One of the best resources for financial aid information can be found on line at www.collegeboard.com. There you will find easily understood descriptions of various options you might use to pay for school. They also have an excellent Parents Guide to College that includes both aid and scholarship information. The site also has a needs calculator to help determine how much assistance you will require.
You would be amazed at the opportunities to study in another country – for a semester, for a summer, or for a year. This is an experience that will change your life – and the way you look at the world – forever. Check our Study Abroad section and find out about funding opportunities to immerse yourself in another language or culture. You’ll never regret it.
Learn how to avoid scholarship scams here.

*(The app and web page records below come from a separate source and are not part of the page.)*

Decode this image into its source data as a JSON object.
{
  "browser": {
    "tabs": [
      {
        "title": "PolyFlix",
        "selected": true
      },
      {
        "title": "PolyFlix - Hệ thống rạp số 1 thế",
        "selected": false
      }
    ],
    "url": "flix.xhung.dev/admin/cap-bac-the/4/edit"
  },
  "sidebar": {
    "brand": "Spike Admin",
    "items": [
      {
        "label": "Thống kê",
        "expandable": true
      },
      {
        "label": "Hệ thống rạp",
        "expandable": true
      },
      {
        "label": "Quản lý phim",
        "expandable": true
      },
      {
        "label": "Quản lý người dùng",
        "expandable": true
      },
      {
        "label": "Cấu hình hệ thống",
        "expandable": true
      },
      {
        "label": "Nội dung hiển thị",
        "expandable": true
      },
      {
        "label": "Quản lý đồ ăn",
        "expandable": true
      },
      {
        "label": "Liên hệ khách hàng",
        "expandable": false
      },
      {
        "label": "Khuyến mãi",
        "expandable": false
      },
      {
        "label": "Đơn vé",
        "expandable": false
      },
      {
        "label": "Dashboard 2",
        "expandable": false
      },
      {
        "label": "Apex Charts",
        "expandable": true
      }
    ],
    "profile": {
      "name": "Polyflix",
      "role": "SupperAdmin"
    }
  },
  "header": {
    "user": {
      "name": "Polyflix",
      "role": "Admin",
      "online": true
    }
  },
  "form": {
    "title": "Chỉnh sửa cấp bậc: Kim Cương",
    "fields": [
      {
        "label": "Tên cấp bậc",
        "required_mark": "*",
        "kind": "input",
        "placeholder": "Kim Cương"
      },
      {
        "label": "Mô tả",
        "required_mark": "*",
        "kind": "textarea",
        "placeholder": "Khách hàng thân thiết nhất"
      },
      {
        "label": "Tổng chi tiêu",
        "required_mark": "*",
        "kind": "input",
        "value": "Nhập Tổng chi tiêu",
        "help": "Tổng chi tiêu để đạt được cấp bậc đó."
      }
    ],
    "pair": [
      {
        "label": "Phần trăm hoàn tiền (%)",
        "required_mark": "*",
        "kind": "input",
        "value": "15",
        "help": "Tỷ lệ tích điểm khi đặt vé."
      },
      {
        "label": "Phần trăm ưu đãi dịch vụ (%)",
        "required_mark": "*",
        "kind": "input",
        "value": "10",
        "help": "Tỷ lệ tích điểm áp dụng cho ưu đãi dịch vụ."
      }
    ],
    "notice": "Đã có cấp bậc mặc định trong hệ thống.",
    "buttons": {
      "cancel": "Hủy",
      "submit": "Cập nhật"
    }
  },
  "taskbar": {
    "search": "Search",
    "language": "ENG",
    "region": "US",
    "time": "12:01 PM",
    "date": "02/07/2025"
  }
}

There is actually an IRS site that provides complete information about federal programs giving tax benefits to students and their families to help defray the cost of higher education. The most common of these are Hope Credit, Lifetime Learning Credit, Coverdell Education Savings Account (Education IRA), and the Student Loan Interest Deduction. For details, investigate IRS Publication 970 Tax Benefits for Education at www.irs.gov/pub/irs-pdf/p970.pdf. Another tax credit program that can be worth up to $2,500 in tuition and other expenses allows you to claim them on your 2011 and 2012 tax returns. It is the American Opportunity Credit, and details can be found at www.irs.gov/newsroom/article/0,,id=205674,00.html.
Learn more about Tax Credits.
Financial Aid Calculators
During the early planning stage, you and your family are going to need to sit down and calculate how much assistance you are going to need to attend school. Various sites provide tools to help you do just that.
The most commonly used yardstick of need is the Free Application – Federal Student Assistance, found at www.fafsa.ed.gov. Upon completion you will receive a Student Aid Report that will estimate just how much federal assistance you and your family will be qualified for. More information may be found at www.fafsa4caster.ed.gov.
Again, the website, www.collegeboard.com provides excellent tools for calculating your expected family contribution (based on income and financial data) to loan repayment rates and time frames.
Some of the biggest financial questions can be answered – and their values calculated – by going to www.finaid.org/calculators/. Not only does this site provide easy how-to instructions for realistically estimating costs, in order to calculate just how much support will be required through scholarships and grants, it also explains how military programs can help and how tax credits and tuition payments plans work – even a savings vs. borrowing calculator.
At www.act.org/fane/ you can calculate estimated family contribution, but you can also see a rundown of anticipated expenses connected to attending college.
Graduate School Funding
If you are getting ready to enter graduate school, there are a number of financial assistance programs that are available to you that are not offered to underclassmen.
For instance – work your way through a teaching assistantship. To read more on this subject, check out www.gradschool.about.com/od/financialaid/Financial_Aid.htm.
If you are interested in federal funding for graduated school, the place to looks is studentaid.ed.gov/PORTALSWebApp/students/english/gradstudent.jsp.